◆ WHAT YOU SHOULD DO ◆
One line at a time, check the entries below for the word "weeks", and copy each line that has it.

◆ PROVIDED MATERIAL ◆
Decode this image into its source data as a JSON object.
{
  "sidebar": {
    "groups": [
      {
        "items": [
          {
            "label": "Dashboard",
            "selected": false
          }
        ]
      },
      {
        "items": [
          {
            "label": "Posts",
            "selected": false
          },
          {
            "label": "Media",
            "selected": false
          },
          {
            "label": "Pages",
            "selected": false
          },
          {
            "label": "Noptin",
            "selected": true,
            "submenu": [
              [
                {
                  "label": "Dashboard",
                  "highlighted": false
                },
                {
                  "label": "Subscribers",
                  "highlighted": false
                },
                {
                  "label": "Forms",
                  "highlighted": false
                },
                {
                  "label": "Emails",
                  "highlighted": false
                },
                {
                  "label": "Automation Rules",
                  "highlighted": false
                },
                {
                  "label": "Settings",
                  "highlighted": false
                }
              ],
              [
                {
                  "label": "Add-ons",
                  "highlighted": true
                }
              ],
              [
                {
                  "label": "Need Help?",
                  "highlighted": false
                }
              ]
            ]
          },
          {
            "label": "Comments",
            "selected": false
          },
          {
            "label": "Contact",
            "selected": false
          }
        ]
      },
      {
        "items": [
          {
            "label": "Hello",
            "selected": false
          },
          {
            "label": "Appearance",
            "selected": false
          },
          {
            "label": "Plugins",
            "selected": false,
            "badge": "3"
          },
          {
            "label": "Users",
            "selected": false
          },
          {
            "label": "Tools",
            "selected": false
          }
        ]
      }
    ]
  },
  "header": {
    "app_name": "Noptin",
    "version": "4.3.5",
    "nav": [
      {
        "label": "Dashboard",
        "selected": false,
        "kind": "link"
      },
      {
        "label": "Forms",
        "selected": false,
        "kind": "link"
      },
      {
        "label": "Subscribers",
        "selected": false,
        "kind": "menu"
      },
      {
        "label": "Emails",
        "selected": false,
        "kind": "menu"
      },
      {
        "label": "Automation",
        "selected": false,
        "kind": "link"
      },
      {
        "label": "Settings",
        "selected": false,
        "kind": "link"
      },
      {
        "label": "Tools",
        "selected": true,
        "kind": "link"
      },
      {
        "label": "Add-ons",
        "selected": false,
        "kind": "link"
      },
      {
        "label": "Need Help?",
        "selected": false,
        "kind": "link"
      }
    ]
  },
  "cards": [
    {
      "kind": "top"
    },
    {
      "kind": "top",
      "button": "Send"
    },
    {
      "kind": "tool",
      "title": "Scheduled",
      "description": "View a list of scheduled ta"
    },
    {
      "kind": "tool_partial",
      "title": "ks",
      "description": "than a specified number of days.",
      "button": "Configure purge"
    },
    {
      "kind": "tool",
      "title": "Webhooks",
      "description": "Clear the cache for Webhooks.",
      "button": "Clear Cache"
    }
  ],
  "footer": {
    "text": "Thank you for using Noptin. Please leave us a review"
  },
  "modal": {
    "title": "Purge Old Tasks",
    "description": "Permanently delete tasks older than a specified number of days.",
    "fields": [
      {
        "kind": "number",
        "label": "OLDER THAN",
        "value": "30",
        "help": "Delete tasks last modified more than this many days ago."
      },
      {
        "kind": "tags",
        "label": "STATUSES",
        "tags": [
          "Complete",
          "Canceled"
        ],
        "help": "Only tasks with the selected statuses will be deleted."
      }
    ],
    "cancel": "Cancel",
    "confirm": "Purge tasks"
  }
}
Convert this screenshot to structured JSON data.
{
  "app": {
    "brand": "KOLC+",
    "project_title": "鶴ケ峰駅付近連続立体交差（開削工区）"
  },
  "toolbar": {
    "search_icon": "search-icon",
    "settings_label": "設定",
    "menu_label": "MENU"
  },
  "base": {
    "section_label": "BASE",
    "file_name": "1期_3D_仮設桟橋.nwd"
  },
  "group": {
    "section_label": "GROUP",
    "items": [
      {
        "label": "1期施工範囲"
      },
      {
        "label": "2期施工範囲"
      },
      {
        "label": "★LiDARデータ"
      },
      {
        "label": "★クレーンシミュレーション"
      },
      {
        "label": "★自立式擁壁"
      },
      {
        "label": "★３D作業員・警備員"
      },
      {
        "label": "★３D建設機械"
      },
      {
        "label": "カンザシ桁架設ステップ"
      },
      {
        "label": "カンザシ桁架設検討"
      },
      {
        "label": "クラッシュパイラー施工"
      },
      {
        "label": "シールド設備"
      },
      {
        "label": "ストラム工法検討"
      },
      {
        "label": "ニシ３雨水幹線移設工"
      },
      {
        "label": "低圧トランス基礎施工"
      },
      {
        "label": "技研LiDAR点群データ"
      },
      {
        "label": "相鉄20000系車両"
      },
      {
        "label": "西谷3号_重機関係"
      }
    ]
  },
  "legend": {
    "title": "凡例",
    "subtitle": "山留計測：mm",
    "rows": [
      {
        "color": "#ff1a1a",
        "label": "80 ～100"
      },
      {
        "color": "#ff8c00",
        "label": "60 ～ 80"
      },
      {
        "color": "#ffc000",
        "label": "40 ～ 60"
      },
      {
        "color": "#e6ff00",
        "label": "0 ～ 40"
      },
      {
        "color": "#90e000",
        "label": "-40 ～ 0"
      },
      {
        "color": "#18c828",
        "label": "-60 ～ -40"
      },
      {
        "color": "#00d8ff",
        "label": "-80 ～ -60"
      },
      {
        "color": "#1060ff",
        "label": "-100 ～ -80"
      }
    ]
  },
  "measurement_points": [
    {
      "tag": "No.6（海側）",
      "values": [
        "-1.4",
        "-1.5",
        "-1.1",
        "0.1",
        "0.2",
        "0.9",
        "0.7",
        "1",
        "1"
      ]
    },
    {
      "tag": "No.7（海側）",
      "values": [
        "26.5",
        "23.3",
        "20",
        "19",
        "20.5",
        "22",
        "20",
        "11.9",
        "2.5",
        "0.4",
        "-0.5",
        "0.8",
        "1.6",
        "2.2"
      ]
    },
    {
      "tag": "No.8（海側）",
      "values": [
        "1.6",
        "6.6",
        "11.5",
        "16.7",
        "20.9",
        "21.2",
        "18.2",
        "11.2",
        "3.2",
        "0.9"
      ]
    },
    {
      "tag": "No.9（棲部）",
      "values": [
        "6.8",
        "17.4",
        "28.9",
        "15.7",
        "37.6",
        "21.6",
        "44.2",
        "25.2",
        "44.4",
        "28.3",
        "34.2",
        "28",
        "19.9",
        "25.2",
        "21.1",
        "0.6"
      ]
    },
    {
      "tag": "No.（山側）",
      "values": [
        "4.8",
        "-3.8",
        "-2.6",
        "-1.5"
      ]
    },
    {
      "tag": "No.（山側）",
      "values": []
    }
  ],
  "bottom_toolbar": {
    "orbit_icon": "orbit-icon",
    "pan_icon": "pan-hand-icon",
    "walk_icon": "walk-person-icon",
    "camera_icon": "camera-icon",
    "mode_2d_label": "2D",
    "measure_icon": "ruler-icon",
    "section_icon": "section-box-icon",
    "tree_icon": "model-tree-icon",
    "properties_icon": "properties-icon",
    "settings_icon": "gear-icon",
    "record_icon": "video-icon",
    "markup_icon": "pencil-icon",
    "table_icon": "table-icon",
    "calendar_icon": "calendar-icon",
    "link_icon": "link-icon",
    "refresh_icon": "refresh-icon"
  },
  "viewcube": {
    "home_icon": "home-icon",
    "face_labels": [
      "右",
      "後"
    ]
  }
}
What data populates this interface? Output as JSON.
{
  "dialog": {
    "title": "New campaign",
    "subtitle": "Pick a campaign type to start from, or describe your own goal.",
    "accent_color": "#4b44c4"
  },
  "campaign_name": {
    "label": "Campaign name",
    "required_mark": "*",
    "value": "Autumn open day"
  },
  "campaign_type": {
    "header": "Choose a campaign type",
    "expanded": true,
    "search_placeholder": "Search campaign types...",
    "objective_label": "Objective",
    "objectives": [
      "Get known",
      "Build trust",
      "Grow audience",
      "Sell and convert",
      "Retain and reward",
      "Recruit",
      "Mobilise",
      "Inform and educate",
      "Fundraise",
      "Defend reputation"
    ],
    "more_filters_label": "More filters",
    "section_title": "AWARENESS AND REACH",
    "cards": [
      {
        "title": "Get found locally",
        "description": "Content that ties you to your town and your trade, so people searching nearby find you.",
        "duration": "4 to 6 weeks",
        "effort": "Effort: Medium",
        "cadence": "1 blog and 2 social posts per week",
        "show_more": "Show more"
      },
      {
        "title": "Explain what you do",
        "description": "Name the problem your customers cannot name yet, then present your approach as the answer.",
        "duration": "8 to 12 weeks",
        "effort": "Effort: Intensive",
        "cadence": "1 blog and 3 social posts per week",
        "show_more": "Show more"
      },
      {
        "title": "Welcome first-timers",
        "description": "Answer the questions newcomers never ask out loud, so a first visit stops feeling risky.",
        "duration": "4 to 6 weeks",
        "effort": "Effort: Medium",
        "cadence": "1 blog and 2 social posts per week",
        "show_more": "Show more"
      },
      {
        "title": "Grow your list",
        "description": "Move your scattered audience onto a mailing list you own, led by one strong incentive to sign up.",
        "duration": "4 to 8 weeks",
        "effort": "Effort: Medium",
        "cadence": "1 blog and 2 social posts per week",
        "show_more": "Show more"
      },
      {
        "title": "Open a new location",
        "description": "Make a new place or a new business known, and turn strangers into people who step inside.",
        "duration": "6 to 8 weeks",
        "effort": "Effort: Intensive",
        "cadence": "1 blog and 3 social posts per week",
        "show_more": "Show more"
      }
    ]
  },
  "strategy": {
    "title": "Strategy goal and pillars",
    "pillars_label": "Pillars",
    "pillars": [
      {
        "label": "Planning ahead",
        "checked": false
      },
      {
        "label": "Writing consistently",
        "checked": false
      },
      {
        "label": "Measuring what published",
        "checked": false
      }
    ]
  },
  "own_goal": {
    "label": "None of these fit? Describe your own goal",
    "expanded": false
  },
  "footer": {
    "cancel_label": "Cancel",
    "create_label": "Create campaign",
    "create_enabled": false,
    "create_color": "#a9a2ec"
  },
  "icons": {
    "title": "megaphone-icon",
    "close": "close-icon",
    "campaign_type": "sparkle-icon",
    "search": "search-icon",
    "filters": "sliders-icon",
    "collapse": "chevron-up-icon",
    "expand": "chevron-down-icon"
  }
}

◆ RESULT BELOW ◆
        "duration": "4 to 6 weeks",
        "duration": "8 to 12 weeks",
        "duration": "4 to 6 weeks",
        "duration": "4 to 8 weeks",
        "duration": "6 to 8 weeks",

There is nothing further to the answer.